> _RECORDS FOR THE TASK_:
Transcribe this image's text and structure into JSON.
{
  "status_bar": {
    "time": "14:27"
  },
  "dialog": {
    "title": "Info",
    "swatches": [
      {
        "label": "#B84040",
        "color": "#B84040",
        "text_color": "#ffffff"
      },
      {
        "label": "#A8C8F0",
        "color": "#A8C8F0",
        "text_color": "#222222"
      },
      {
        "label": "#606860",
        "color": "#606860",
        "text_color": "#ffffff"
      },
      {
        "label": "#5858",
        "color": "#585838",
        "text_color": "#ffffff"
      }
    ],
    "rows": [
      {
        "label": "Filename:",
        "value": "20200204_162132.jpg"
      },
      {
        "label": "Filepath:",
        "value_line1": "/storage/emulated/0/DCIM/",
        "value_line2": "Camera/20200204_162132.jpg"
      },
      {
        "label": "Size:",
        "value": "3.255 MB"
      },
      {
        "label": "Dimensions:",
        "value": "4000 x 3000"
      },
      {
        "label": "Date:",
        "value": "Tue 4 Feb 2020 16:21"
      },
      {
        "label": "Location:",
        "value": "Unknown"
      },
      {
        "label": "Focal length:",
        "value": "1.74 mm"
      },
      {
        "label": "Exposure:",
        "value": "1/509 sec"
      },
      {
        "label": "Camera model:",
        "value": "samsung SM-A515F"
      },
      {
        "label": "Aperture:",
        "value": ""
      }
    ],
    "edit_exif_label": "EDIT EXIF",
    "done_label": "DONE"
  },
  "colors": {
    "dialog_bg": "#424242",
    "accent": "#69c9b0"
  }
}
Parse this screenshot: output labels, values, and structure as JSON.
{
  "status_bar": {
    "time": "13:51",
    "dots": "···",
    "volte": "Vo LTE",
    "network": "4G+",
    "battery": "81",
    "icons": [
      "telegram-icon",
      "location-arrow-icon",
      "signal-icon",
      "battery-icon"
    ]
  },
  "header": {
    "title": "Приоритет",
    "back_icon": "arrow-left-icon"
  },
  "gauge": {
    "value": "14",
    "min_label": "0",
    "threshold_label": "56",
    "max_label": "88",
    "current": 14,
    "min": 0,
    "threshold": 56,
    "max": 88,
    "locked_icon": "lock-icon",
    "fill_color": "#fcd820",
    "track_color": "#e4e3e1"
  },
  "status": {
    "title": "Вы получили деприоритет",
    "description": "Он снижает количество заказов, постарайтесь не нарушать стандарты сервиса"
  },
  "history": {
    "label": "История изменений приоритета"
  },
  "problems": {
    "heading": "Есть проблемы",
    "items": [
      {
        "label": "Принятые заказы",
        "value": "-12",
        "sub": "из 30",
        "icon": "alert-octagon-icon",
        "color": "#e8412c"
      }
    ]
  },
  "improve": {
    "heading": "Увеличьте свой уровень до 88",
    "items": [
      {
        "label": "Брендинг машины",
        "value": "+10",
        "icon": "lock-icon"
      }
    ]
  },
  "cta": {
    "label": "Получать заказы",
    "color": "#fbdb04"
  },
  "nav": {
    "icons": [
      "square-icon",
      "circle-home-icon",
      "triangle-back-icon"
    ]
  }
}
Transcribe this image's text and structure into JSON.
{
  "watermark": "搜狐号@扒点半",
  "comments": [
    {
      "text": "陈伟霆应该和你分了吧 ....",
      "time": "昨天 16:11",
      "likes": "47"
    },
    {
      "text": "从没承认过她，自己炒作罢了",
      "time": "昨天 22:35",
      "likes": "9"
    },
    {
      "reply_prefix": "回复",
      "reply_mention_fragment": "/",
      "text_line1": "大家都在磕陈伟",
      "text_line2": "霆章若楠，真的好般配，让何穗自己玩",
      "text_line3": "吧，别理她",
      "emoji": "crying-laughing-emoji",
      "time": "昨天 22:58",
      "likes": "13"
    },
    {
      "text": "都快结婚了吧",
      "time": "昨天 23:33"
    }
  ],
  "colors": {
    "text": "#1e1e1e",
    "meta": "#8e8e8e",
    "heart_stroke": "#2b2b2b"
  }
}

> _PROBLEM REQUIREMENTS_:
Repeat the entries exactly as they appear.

> _REPLY_:
Transcribe this image's text and structure into JSON.
{
  "status_bar": {
    "time": "14:27"
  },
  "dialog": {
    "title": "Info",
    "swatches": [
      {
        "label": "#B84040",
        "color": "#B84040",
        "text_color": "#ffffff"
      },
      {
        "label": "#A8C8F0",
        "color": "#A8C8F0",
        "text_color": "#222222"
      },
      {
        "label": "#606860",
        "color": "#606860",
        "text_color": "#ffffff"
      },
      {
        "label": "#5858",
        "color": "#585838",
        "text_color": "#ffffff"
      }
    ],
    "rows": [
      {
        "label": "Filename:",
        "value": "20200204_162132.jpg"
      },
      {
        "label": "Filepath:",
        "value_line1": "/storage/emulated/0/DCIM/",
        "value_line2": "Camera/20200204_162132.jpg"
      },
      {
        "label": "Size:",
        "value": "3.255 MB"
      },
      {
        "label": "Dimensions:",
        "value": "4000 x 3000"
      },
      {
        "label": "Date:",
        "value": "Tue 4 Feb 2020 16:21"
      },
      {
        "label": "Location:",
        "value": "Unknown"
      },
      {
        "label": "Focal length:",
        "value": "1.74 mm"
      },
      {
        "label": "Exposure:",
        "value": "1/509 sec"
      },
      {
        "label": "Camera model:",
        "value": "samsung SM-A515F"
      },
      {
        "label": "Aperture:",
        "value": ""
      }
    ],
    "edit_exif_label": "EDIT EXIF",
    "done_label": "DONE"
  },
  "colors": {
    "dialog_bg": "#424242",
    "accent": "#69c9b0"
  }
}
Parse this screenshot: output labels, values, and structure as JSON.
{
  "status_bar": {
    "time": "13:51",
    "dots": "···",
    "volte": "Vo LTE",
    "network": "4G+",
    "battery": "81",
    "icons": [
      "telegram-icon",
      "location-arrow-icon",
      "signal-icon",
      "battery-icon"
    ]
  },
  "header": {
    "title": "Приоритет",
    "back_icon": "arrow-left-icon"
  },
  "gauge": {
    "value": "14",
    "min_label": "0",
    "threshold_label": "56",
    "max_label": "88",
    "current": 14,
    "min": 0,
    "threshold": 56,
    "max": 88,
    "locked_icon": "lock-icon",
    "fill_color": "#fcd820",
    "track_color": "#e4e3e1"
  },
  "status": {
    "title": "Вы получили деприоритет",
    "description": "Он снижает количество заказов, постарайтесь не нарушать стандарты сервиса"
  },
  "history": {
    "label": "История изменений приоритета"
  },
  "problems": {
    "heading": "Есть проблемы",
    "items": [
      {
        "label": "Принятые заказы",
        "value": "-12",
        "sub": "из 30",
        "icon": "alert-octagon-icon",
        "color": "#e8412c"
      }
    ]
  },
  "improve": {
    "heading": "Увеличьте свой уровень до 88",
    "items": [
      {
        "label": "Брендинг машины",
        "value": "+10",
        "icon": "lock-icon"
      }
    ]
  },
  "cta": {
    "label": "Получать заказы",
    "color": "#fbdb04"
  },
  "nav": {
    "icons": [
      "square-icon",
      "circle-home-icon",
      "triangle-back-icon"
    ]
  }
}
Transcribe this image's text and structure into JSON.
{
  "watermark": "搜狐号@扒点半",
  "comments": [
    {
      "text": "陈伟霆应该和你分了吧 ....",
      "time": "昨天 16:11",
      "likes": "47"
    },
    {
      "text": "从没承认过她，自己炒作罢了",
      "time": "昨天 22:35",
      "likes": "9"
    },
    {
      "reply_prefix": "回复",
      "reply_mention_fragment": "/",
      "text_line1": "大家都在磕陈伟",
      "text_line2": "霆章若楠，真的好般配，让何穗自己玩",
      "text_line3": "吧，别理她",
      "emoji": "crying-laughing-emoji",
      "time": "昨天 22:58",
      "likes": "13"
    },
    {
      "text": "都快结婚了吧",
      "time": "昨天 23:33"
    }
  ],
  "colors": {
    "text": "#1e1e1e",
    "meta": "#8e8e8e",
    "heart_stroke": "#2b2b2b"
  }
}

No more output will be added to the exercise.